Scanning Probe Microscopy Laboratory

Mount Holyoke College

Katherine Aidala

Clare Boothe Luce

Assistant Professor of Physics

211 Kendade

Mount Holyoke College

50 College St

South Hadley, MA 01075

Phone: (413) 538 2234

Email: kaidala@mtholyoke.edu








Ferromagnetic Nanorings 

Nanoscale magnets exhibit unique magnetic states that can be used as novel data storage devices.  Computer hard drives presently store information in binary bits of “1” and “0” that are encoded in what are effectively little bar magnets with either the north or south pole pointing up.  Magnetic nanorings offer a unique state that has no poles, but instead could store the “1” and “0” as clockwise or counterclockwise magnetic fields in what is

Called the “vortex” state.

Control over the chirality (CW or CCW direction) has proven challenging with uniform external fields. The project directly explores the switching of the vortex state by passing a current through the tip of an atomic force microscope.  This current will produce an azimuthal magnetic field that controls the vortex chirality.  Simulations predict that azimuthally applied fields result in interesting states beyond the vortex, generating stable 360 degree domain walls.


Nanoring shows different magnetic states with in-plane or circular applied field


Cobalt Nanoring (CoNR)

Figure on Right side: AFM topography (left) and MFM (middle and right) image of 10nm thick CoNRs with outer diameter ranges from 700-1100nm and width 150nm. MFM image indicates the onion state of CoNRs with magnetic field 90mT applied along vertical direction (UP). Larger rings (1100nm) were very close to each other show coupling of stray field between two adjacent rings, which indicated from low MFM contrast in the image. Other rings show good onion state because they were far enough from each other along polarization direction. 

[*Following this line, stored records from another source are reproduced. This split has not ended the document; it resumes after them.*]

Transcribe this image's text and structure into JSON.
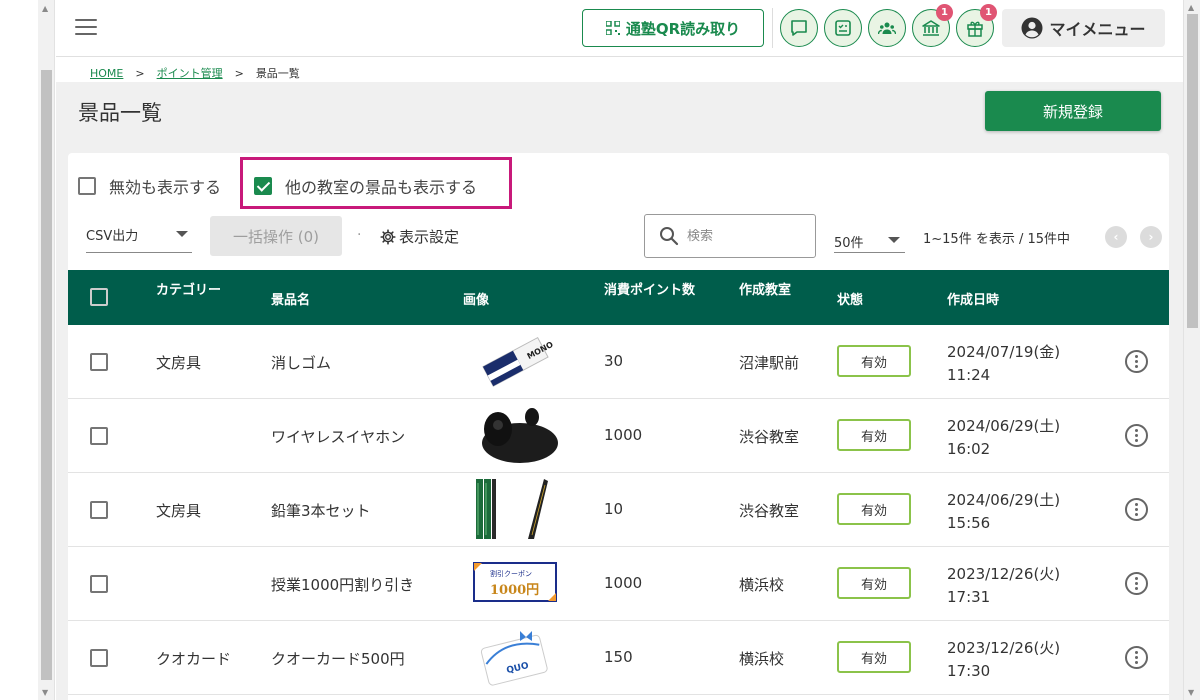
{
  "header": {
    "qr_label": "通塾QR読み取り",
    "badges": {
      "bank": "1",
      "gift": "1"
    },
    "my_menu_label": "マイメニュー"
  },
  "breadcrumb": {
    "home": "HOME",
    "sep": ">",
    "points": "ポイント管理",
    "current": "景品一覧"
  },
  "page": {
    "title": "景品一覧",
    "new_button": "新規登録"
  },
  "filters": {
    "show_invalid": {
      "label": "無効も表示する",
      "checked": false
    },
    "show_other_class": {
      "label": "他の教室の景品も表示する",
      "checked": true
    }
  },
  "toolbar": {
    "csv_label": "CSV出力",
    "bulk_label": "一括操作 (0)",
    "dot": "·",
    "display_settings": "表示設定",
    "search_placeholder": "検索",
    "per_page": "50件",
    "range": "1~15件 を表示 / 15件中"
  },
  "table": {
    "headers": {
      "category": "カテゴリー",
      "name": "景品名",
      "image": "画像",
      "points": "消費ポイント数",
      "classroom": "作成教室",
      "status": "状態",
      "created": "作成日時"
    },
    "rows": [
      {
        "category": "文房具",
        "name": "消しゴム",
        "image": "eraser",
        "points": "30",
        "classroom": "沼津駅前",
        "status": "有効",
        "date": "2024/07/19(金)",
        "time": "11:24"
      },
      {
        "category": "",
        "name": "ワイヤレスイヤホン",
        "image": "earbuds",
        "points": "1000",
        "classroom": "渋谷教室",
        "status": "有効",
        "date": "2024/06/29(土)",
        "time": "16:02"
      },
      {
        "category": "文房具",
        "name": "鉛筆3本セット",
        "image": "pencils",
        "points": "10",
        "classroom": "渋谷教室",
        "status": "有効",
        "date": "2024/06/29(土)",
        "time": "15:56"
      },
      {
        "category": "",
        "name": "授業1000円割り引き",
        "image": "coupon",
        "points": "1000",
        "classroom": "横浜校",
        "status": "有効",
        "date": "2023/12/26(火)",
        "time": "17:31"
      },
      {
        "category": "クオカード",
        "name": "クオーカード500円",
        "image": "quocard",
        "points": "150",
        "classroom": "横浜校",
        "status": "有効",
        "date": "2023/12/26(火)",
        "time": "17:30"
      }
    ]
  },
  "images": {
    "eraser_text": "MONO",
    "coupon_top": "割引クーポン",
    "coupon_value": "1000円",
    "quocard_text": "QUO"
  },
  "colors": {
    "primary": "#1a8a4e",
    "table_header": "#005d4b",
    "highlight": "#c8197a",
    "badge": "#e05473",
    "status_border": "#8bc34a"
  }
}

MFM images of 10nm thin Cobalt Nanorings (CoNR) and their coupling effect

3D AFM images of Fabricated Cobalt Nanorings Outer/Inner diameter 900/500nm